On August 28, 2013, New Jersey Governor Chris Christie signed into law a statute, Pub. L. 2013, ch. 155, prohibiting employers in New Jersey from requiring or requesting that employees or applicants for employment provide or disclose any user name or password for their social media accounts, such as Facebook or Twitter accounts.
The new statutory provision takes effect on January 1, 2014.
- Refuse to provide or disclose any user name or password to a social media account;
- Report a violation of the new statute to the New Jersey Department of Labor and Workforce Development (“the New Jersey Department of Labor”);
- Testify, assist, or participate in any investigation, proceeding, or action concerning a violation of the new law; or
- Otherwise oppose a violation of the new statute.
So, for example, the new law bans employers in the Garden State from firing or refusing to hire an individual because the individual has declined to give the employer his or her user name or password to a social networking website.
The New Jersey Department of Labor is authorized to prosecute summary proceedings against employers which violate the new law. An employer which is found to have violated the new statute must pay a civil penalty of not more than $1,000 for the first violation and $2,500 for each subsequent violation.
Unlike an earlier version of the same Assembly Bill, the new law does not create a private cause of action by a worker against an employer for violating the new law. Governor Christie conditionally vetoed the Bill’s earlier version in May 2013.
The new statute applies to all employers in the private sector in New Jersey regardless of the number of persons they employ. Further, the new law applies to governmental employers in New Jersey, with the exceptions of the State Department of Corrections, the State Parole Board, county corrections departments, and any State or local law enforcement agency.

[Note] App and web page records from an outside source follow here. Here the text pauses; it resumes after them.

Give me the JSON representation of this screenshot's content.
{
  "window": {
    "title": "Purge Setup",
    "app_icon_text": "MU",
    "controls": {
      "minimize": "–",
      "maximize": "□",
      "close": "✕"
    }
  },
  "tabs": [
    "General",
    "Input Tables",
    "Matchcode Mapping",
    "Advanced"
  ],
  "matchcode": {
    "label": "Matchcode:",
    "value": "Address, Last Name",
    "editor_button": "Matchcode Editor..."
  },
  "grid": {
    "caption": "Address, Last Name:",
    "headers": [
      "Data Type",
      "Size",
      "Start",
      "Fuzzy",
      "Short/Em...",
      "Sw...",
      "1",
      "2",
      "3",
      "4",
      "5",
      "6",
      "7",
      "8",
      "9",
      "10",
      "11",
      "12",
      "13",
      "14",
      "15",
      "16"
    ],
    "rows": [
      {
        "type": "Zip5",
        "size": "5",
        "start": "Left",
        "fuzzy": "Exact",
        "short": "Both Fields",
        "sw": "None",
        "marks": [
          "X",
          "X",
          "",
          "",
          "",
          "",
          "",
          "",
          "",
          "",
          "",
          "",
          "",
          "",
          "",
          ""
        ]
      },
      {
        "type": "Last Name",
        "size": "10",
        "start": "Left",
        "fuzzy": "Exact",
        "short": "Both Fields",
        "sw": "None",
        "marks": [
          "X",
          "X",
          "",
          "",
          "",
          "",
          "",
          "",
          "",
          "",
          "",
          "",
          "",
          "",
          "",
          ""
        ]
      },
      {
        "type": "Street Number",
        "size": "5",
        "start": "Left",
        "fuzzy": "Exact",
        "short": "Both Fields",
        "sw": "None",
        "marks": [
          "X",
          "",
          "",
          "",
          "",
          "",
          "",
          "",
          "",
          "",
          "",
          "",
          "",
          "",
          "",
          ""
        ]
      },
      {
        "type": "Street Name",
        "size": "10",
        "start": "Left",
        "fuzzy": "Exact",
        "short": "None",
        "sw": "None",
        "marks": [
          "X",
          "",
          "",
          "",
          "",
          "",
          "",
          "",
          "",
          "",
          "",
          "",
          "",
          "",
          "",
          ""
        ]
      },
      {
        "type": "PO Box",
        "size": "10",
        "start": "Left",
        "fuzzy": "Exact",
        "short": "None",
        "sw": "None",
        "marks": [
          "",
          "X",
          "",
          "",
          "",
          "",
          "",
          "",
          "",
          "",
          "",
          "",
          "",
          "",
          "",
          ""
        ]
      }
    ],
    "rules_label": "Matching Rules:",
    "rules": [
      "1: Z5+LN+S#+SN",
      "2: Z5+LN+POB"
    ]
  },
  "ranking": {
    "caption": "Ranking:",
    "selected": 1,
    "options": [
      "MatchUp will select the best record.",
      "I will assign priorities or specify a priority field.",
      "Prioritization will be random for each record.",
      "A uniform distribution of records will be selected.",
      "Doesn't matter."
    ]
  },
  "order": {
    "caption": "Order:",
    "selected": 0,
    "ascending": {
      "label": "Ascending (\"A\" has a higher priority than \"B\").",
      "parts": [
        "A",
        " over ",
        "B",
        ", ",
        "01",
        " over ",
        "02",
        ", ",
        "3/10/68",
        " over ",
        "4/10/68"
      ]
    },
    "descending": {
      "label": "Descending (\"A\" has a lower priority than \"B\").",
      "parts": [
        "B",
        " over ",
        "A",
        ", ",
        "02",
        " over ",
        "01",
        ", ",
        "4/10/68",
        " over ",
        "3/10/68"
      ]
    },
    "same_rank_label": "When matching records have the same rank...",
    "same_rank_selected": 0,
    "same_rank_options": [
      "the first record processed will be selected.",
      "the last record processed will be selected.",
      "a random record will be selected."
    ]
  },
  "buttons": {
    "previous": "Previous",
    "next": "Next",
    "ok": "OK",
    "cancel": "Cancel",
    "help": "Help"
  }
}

Among other exceptions, the new legislation permits a business in New Jersey, in accordance with a uniform policy of the business, to require or request that employees provide or disclose any user name or password for social media accounts that the employee “uses for business purposes.” So, too, the new law allows a company to demand or ask that employees give or disclose any user name or password for “an employer issued electronic communications device,” such as BlackBerries. Further, the new statute does not prevent employers from viewing, accessing, or utilizing information about an employee or job candidate that is accessible to the public.
New Jersey is the thirteenth State to enact legislation that prohibits employers in the private sector from requiring or requesting that employees provide or disclose user names or passwords for their social media accounts. New Jersey joins Arkansas, California, Colorado, Illinois, Maryland, Michigan, Nevada, New Mexico, Oregon, Utah, Vermont, and Washington in this regard.
Despite the new law, and with certain exceptions, it remains lawful in New Jersey for an employer to terminate or to refuse to hire a person because of information contained in the person’s social media accounts. The new statute merely restricts the means by which an employer may obtain the information set forth in the worker’s or job candidate’s social media accounts.
The reason that, regardless of the new statute, businesses in New Jersey retain broad authority to discharge or refuse to hire an individual because of his or her password-protected profiles on social networking websites is that, with certain exceptions, a business in New Jersey may discharge or refuse to hire an individual because of his or her lawful, off-the-job, political or recreational activities.